Like her siblings, Madonna was obliged to study music, specifically piano. “But I couldn’t sit still, and I begged my father to let me take dance lessons,” which served as a means of escape. Madonna was in the church choir and acted in school musicals, while sharing her mother’s mantra-like habit of idly intoning her favorite tunes. “As a teenager, I loved Aretha Franklin’s A Natural Woman, and in high school I worshiped Joni Mitchell and sang everything from Court And Spark, my coming-of-age record.”
But her pivotal developmental trial was the death of her mother, and as Madonna passes this fall afternoon discussing the themes behind her often acutely wistful ballads, she ultimately says, “My mother is part of a lot of my music.”
Although love songs, such as Live To Tell, One More Chance and I’ll Remember, also invoke the early fever of a failed marriage to Sean Penn, tensions with a stepmother who could not replace her lost parent, or later relationships that fell short, a larger phantom overshadows each mourning of life’s missed linkages.
“I think about my mother and a certain emptiness–a longing–in my songs. There are tragic, traumatic moments where I think ‘I wish that I could call my mother.’ It’s this primal thing that has been a springboard for the work I do.”
How did she learn her mother was gone?
“I was at my grandmother’s house. The phone rang, and it was my father, and he told my grandmother that my mother had died. I’d just seen her in the hospital. The rest of the day I blocked out–I probably went outside and played. I was majorly into denial and didn’t really understand. And it unfortunately wasn’t something that my father ever really prepared us for or discussed afterward. I suddenly developed a strange throwing-up disease, where every time I would leave the house, I would throw up. If I was away from my father, I threw up. It was a nervous condition.”
In recent years, when Madonna was under attack for her frank Erotica album and Sex book, the artist says she drew strength from her late parent’s nonjudgmental “fervor” for fulfilling one’s personal vision: “She had an unbelievable level of tolerance and forgiveness. She was tremendously religious in a really passionate–almost sexual–way, like she was in love with God. If you read the letters she wrote, even when she was sick and dying, she was completely happy about everything. It was frightening, there was just that faith of hers. My mother loved to take care of people. My older brothers and I were sometimes brutal to her, and she never complained.”

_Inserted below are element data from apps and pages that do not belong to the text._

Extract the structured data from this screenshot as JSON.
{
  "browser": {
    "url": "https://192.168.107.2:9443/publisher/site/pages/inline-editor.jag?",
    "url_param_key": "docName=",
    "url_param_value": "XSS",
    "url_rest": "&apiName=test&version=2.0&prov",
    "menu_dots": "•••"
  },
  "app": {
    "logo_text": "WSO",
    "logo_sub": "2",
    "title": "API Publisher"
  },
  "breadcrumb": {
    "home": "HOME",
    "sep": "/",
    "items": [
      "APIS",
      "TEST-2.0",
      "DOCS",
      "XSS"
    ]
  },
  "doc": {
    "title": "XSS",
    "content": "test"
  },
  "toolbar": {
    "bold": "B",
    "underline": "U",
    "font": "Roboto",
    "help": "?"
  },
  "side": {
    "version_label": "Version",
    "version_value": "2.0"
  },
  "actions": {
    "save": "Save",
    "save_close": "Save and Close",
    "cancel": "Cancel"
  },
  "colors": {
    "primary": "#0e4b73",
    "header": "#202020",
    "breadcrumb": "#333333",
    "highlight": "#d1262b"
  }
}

It sounds like the materfamilias had an essential serenity. “Exactly,” says her daughter. “And I could probably use more of it in my life.”
A brisk September breeze catches the leafy scent rising from the freshly mowed lawns of Central Park, the tangy end-of-season smell betokening the coming solstice. Madonna shivers slightly as she sips the last of her tea.
“I think my mother made people angry, because they couldn’t shake her beliefs,” she concludes in a near whisper. “And she was just 32 when she died–just a baby, Madonna Louise. So basically, I’m here to take her place.”